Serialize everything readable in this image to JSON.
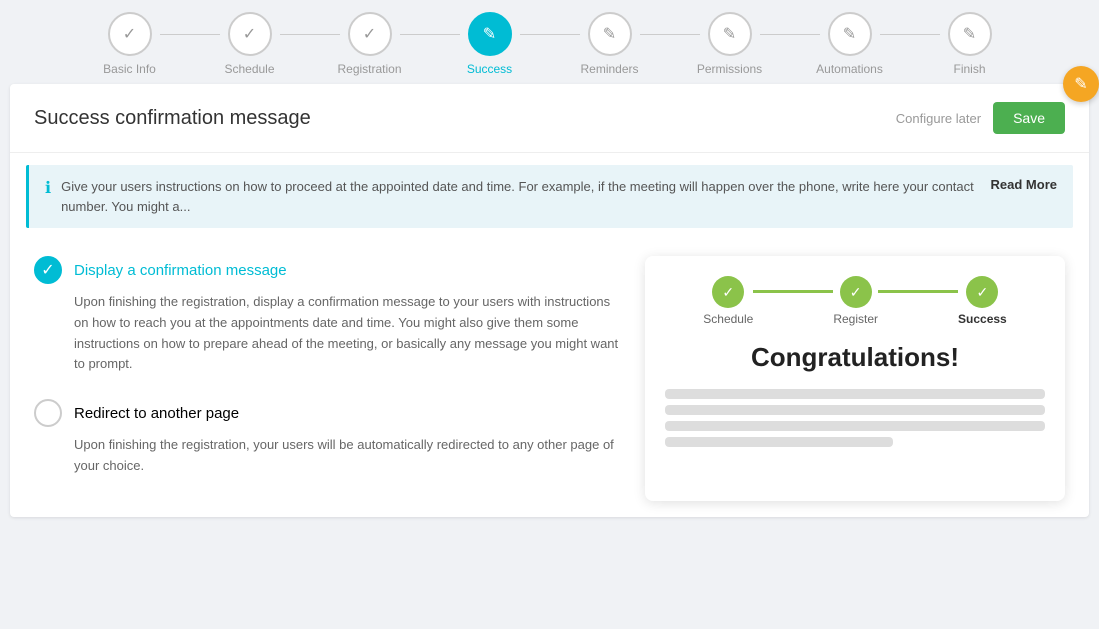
{
  "nav": {
    "steps": [
      {
        "id": "basic-info",
        "label": "Basic Info",
        "state": "completed",
        "icon": "✓"
      },
      {
        "id": "schedule",
        "label": "Schedule",
        "state": "completed",
        "icon": "✓"
      },
      {
        "id": "registration",
        "label": "Registration",
        "state": "completed",
        "icon": "✓"
      },
      {
        "id": "success",
        "label": "Success",
        "state": "active",
        "icon": "✎"
      },
      {
        "id": "reminders",
        "label": "Reminders",
        "state": "default",
        "icon": "✎"
      },
      {
        "id": "permissions",
        "label": "Permissions",
        "state": "default",
        "icon": "✎"
      },
      {
        "id": "automations",
        "label": "Automations",
        "state": "default",
        "icon": "✎"
      },
      {
        "id": "finish",
        "label": "Finish",
        "state": "default",
        "icon": "✎"
      }
    ]
  },
  "header": {
    "title": "Success confirmation message",
    "configure_later": "Configure later",
    "save": "Save"
  },
  "info_bar": {
    "text": "Give your users instructions on how to proceed at the appointed date and time. For example, if the meeting will happen over the phone, write here your contact number. You might a...",
    "read_more": "Read More"
  },
  "options": [
    {
      "id": "display-confirmation",
      "title": "Display a confirmation message",
      "checked": true,
      "description": "Upon finishing the registration, display a confirmation message to your users with instructions on how to reach you at the appointments date and time. You might also give them some instructions on how to prepare ahead of the meeting, or basically any message you might want to prompt."
    },
    {
      "id": "redirect-page",
      "title": "Redirect to another page",
      "checked": false,
      "description": "Upon finishing the registration, your users will be automatically redirected to any other page of your choice."
    }
  ],
  "preview": {
    "steps": [
      {
        "label": "Schedule",
        "bold": false
      },
      {
        "label": "Register",
        "bold": false
      },
      {
        "label": "Success",
        "bold": true
      }
    ],
    "congrats": "Congratulations!",
    "lines": [
      100,
      100,
      100,
      60
    ]
  },
  "fab": {
    "icon": "✎"
  }
}
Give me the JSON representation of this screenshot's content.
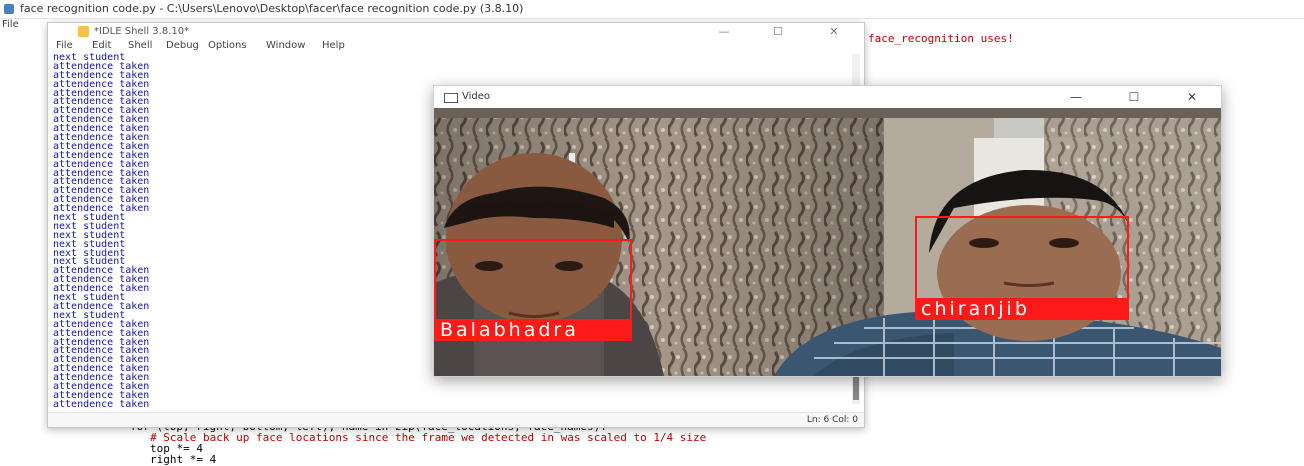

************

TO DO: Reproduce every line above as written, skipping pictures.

REPLY:
Serialize everything readable in this image to JSON.
{
  "nav": {
    "steps": [
      {
        "id": "basic-info",
        "label": "Basic Info",
        "state": "completed",
        "icon": "✓"
      },
      {
        "id": "schedule",
        "label": "Schedule",
        "state": "completed",
        "icon": "✓"
      },
      {
        "id": "registration",
        "label": "Registration",
        "state": "completed",
        "icon": "✓"
      },
      {
        "id": "success",
        "label": "Success",
        "state": "active",
        "icon": "✎"
      },
      {
        "id": "reminders",
        "label": "Reminders",
        "state": "default",
        "icon": "✎"
      },
      {
        "id": "permissions",
        "label": "Permissions",
        "state": "default",
        "icon": "✎"
      },
      {
        "id": "automations",
        "label": "Automations",
        "state": "default",
        "icon": "✎"
      },
      {
        "id": "finish",
        "label": "Finish",
        "state": "default",
        "icon": "✎"
      }
    ]
  },
  "header": {
    "title": "Success confirmation message",
    "configure_later": "Configure later",
    "save": "Save"
  },
  "info_bar": {
    "text": "Give your users instructions on how to proceed at the appointed date and time. For example, if the meeting will happen over the phone, write here your contact number. You might a...",
    "read_more": "Read More"
  },
  "options": [
    {
      "id": "display-confirmation",
      "title": "Display a confirmation message",
      "checked": true,
      "description": "Upon finishing the registration, display a confirmation message to your users with instructions on how to reach you at the appointments date and time. You might also give them some instructions on how to prepare ahead of the meeting, or basically any message you might want to prompt."
    },
    {
      "id": "redirect-page",
      "title": "Redirect to another page",
      "checked": false,
      "description": "Upon finishing the registration, your users will be automatically redirected to any other page of your choice."
    }
  ],
  "preview": {
    "steps": [
      {
        "label": "Schedule",
        "bold": false
      },
      {
        "label": "Register",
        "bold": false
      },
      {
        "label": "Success",
        "bold": true
      }
    ],
    "congrats": "Congratulations!",
    "lines": [
      100,
      100,
      100,
      60
    ]
  },
  "fab": {
    "icon": "✎"
  }
}
Give me the JSON representation of this screenshot's content.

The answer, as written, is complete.